Whilst he was a member of the special collections group at CILIP, the chair of that same committee, Barry Bloomfield, “was a very senior figure in librarianship. He was just, again, very kind and helpful.” Another key figure in Richard’s early career was Ian Mowat, Chief Librarian at Edinburgh University Library. “He was a fantastic leader,” Richard reminisced. “Just working with him for four years, I learnt a huge amount. Not that he taught me but just watching him – I absorbed it.” After Ian Mowat died young, Richard felt the need to move on. “I couldn’t think of staying there and not working with him. So, I came to Oxford.” Whilst there Richard had the opportunity to work under his two predecessors in the role of Bodley’s Librarian. First was Reg Carr, who was instrumental in the integration of the departmental libraries at the Bodleian. Richard recalls that he “was also very involved in digital things and JISC – in the old days of JISC. So, he was great.” Then Richard’s direct predecessor Sarah Thomas “was a very different character, and I learnt a huge amount from her – I worked very closely with her. So, that was like a masterclass.”
“The variety of libraries continues to be a source of joy and wonder.”
Part of the strength of Richard’s career history is not only in the calibre of colleagues he has had the pleasure of working with
over the years, but also the sheer variety of roles he has undertaken. In Richard’s own words, “the older I get, and the more I look across the profession, I think the variety of libraries continues to be a source of joy and wonder.” Obviously he has a strong background in academic libraries, and he admits, “I’ve worked in university libraries most of my career” but as mentioned above he also has experience “in National Libraries and in parliamentary libraries” as well as being “involved in various ways with other special libraries as a trustee, like at the Chawton House Library which is for Rural Studies and has rural literature.”
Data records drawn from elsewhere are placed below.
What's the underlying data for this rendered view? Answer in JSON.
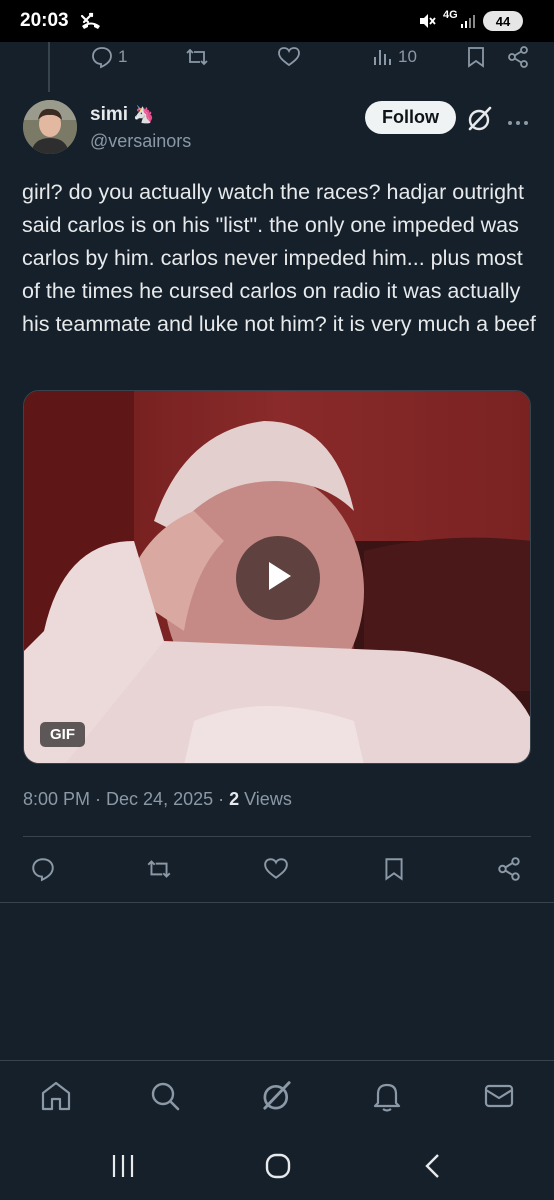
{
  "status_bar": {
    "time": "20:03",
    "network": "4G",
    "battery": "44"
  },
  "parent_actions": {
    "reply_count": "1",
    "views_count": "10"
  },
  "tweet": {
    "display_name": "simi",
    "emoji": "🦄",
    "handle": "@versainors",
    "follow_label": "Follow",
    "text": "girl? do you actually watch the races? hadjar outright said carlos is on his \"list\". the only one impeded was carlos by him. carlos never impeded him... plus most of the times he cursed carlos on radio it was actually his teammate and luke not him? it is very much a beef",
    "media_badge": "GIF",
    "timestamp": "8:00 PM · Dec 24, 2025 · ",
    "views_count": "2",
    "views_label": " Views"
  },
  "icons": {
    "reply": "reply-icon",
    "retweet": "retweet-icon",
    "like": "heart-icon",
    "views": "views-icon",
    "bookmark": "bookmark-icon",
    "share": "share-icon",
    "grok": "grok-icon",
    "more": "more-icon"
  },
  "colors": {
    "background": "#15202b",
    "text": "#e7e9ea",
    "muted": "#8b98a5",
    "border": "#38444d"
  }
}
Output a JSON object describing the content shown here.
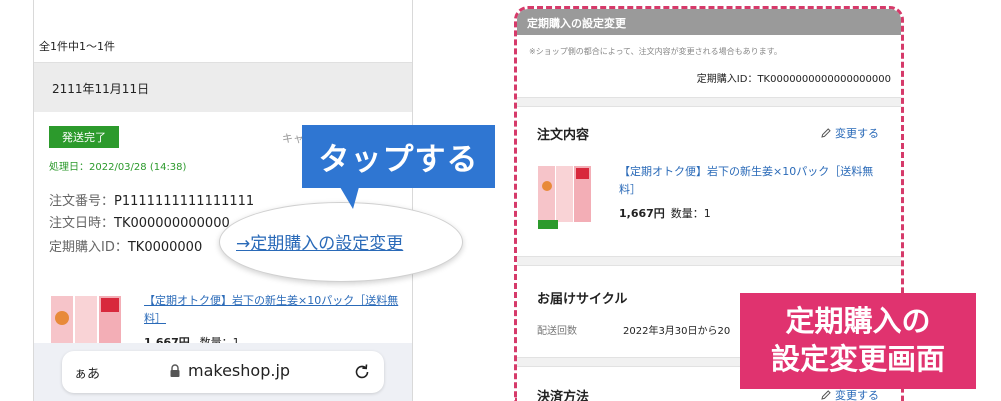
{
  "left": {
    "result_count": "全1件中1〜1件",
    "date": "2111年11月11日",
    "status_badge": "発送完了",
    "cancel_partial": "キャ",
    "processed_date": "処理日：2022/03/28 (14:38)",
    "order_no_label": "注文番号：",
    "order_no_value": "P1111111111111111",
    "order_date_label": "注文日時：",
    "order_date_value": "TK000000000000",
    "subscription_id_label": "定期購入ID：",
    "subscription_id_value": "TK0000000",
    "product_name": "【定期オトク便】岩下の新生姜×10パック［送料無料］",
    "product_price": "1,667円",
    "product_qty": "数量：1"
  },
  "browser": {
    "aa_label": "ぁあ",
    "url": "makeshop.jp",
    "lock_icon": "lock-icon",
    "reload_icon": "reload-icon"
  },
  "callout": {
    "tap_label": "タップする",
    "zoom_link": "→定期購入の設定変更"
  },
  "right": {
    "header_title": "定期購入の設定変更",
    "notice": "※ショップ側の都合によって、注文内容が変更される場合もあります。",
    "subscription_id": "定期購入ID：TK0000000000000000000",
    "order_section_title": "注文内容",
    "edit_label": "変更する",
    "product_name": "【定期オトク便】岩下の新生姜×10パック［送料無料］",
    "product_price": "1,667円",
    "product_qty": "数量：1",
    "cycle_section_title": "お届けサイクル",
    "delivery_count_label": "配送回数",
    "delivery_count_value": "2022年3月30日から20",
    "payment_section_title": "決済方法",
    "payment_edit_label": "変更する"
  },
  "overlay": {
    "line1": "定期購入の",
    "line2": "設定変更画面"
  },
  "colors": {
    "status_green": "#2c9a2c",
    "link_blue": "#2a6ab8",
    "callout_blue": "#2f76d2",
    "accent_pink": "#e0336f",
    "header_gray": "#9a9a9a"
  }
}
Richard’s opinion is that “it’s good to be involved with all those different aspects because there are commonalities between them all, but their variety is partly what makes life interesting.” Beyond just keeping the spice in life however, he also makes the point that “they all serve their communities differently,” a sentiment which rings true for many of us in the library world.
We finished our interview by asking Richard Ovenden if he had any final pieces of advice for those looking to pursue a career in Librarianship. Ever the generous boss, he gave us two: Firstly, “just try and visit and talk to as many libraries and archives as possible. Just seeing the work of a diverse range and talking to professionals of a diverse range is just really good.” And finally, “your network – your own network. My network has in the past and continues to sustain me in different ways. I utilise it to ask questions and see who I can get to come and speak and see who I can connect my new colleague with to help him or her and the problem that they’re trying to solve. So that network that you’re building now – think about it as you are doing it. Collect people’s business cards, capture their profiles in your contacts lists, follow them on social media, go on LinkedIn – it’s really, really important. Nurture it and curate it and stay in touch with each other.”
Our hope is that the advice and information provided by this blog will help those of you out there who are also interested in pursuing a career in Librarianship and can serve in some small way to kickstart your own network of information and contacts. Anyone who is interested in connecting with other people at the beginning of a career in Libraries should check out the ECLAIR (Early Career Library & Information Resource) Community.